The taxpayers sold their shares of a corporation ("Bec"), whose assets (following a sale of real estate) consisted largely of cash, to a corporate purchaser for a cash purchase price that reflected, in part, the savings that would accrue to the taxpayers from effectively receiving that cash as an exempt capital gain rather than as a liquidation dividend from Bec. Following the acquisition, the purchaser amalgamated with Bec and used the cash received on the amalgamation to pay off a bank loan that had funded the acquisition.
Bonner TCJ. found that s. 84(2) did not operate so as to recharacterize the cash received as dividends, on the basis that the taxpayers were not in fact shareholders at the time. He stated:
The respondent's argument involves the conversion of the transaction which in fact took place into something else which is regarded as its equivalent and the application of the subsection to the latter. I know of no authority for such a process.
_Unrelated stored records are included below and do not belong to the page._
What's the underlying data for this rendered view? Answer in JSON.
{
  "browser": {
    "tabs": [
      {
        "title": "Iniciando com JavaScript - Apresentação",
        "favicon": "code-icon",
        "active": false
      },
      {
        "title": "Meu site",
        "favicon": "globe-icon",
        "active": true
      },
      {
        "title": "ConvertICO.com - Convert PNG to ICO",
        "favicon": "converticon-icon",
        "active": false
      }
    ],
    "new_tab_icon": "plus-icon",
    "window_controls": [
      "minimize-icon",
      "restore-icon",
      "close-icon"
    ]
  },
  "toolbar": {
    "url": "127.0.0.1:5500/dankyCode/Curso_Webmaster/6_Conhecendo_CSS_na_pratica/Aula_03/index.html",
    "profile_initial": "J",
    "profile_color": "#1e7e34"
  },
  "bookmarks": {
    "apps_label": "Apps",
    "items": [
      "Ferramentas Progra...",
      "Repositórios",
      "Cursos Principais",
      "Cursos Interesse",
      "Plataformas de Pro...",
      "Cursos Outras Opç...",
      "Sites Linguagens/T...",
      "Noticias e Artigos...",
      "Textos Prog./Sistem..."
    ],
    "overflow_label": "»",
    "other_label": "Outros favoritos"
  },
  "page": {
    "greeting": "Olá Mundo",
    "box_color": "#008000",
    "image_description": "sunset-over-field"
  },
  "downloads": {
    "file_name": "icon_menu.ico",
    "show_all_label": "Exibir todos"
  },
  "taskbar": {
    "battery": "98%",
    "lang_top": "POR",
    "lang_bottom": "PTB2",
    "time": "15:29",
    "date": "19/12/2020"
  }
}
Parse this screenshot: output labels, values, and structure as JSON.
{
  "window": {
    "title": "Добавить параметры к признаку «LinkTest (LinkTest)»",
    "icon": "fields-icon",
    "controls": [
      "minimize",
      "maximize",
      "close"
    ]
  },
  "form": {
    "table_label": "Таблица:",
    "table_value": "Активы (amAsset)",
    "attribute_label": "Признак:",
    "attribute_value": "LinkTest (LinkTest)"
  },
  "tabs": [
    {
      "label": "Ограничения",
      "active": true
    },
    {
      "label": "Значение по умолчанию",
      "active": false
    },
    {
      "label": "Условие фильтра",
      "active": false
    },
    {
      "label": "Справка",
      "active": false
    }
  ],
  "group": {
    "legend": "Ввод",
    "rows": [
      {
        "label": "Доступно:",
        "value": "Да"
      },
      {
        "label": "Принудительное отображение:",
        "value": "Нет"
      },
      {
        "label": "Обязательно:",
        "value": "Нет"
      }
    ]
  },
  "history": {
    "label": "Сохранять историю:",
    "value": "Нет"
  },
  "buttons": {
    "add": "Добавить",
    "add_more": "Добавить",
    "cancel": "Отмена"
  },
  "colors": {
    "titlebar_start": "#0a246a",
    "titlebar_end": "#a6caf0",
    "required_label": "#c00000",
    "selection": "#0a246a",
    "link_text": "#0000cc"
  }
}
Subsection 84(2) is not ambiguous.
However, he proceeded to find the taxpayers liable under the general anti-avoidance rule (s. 245).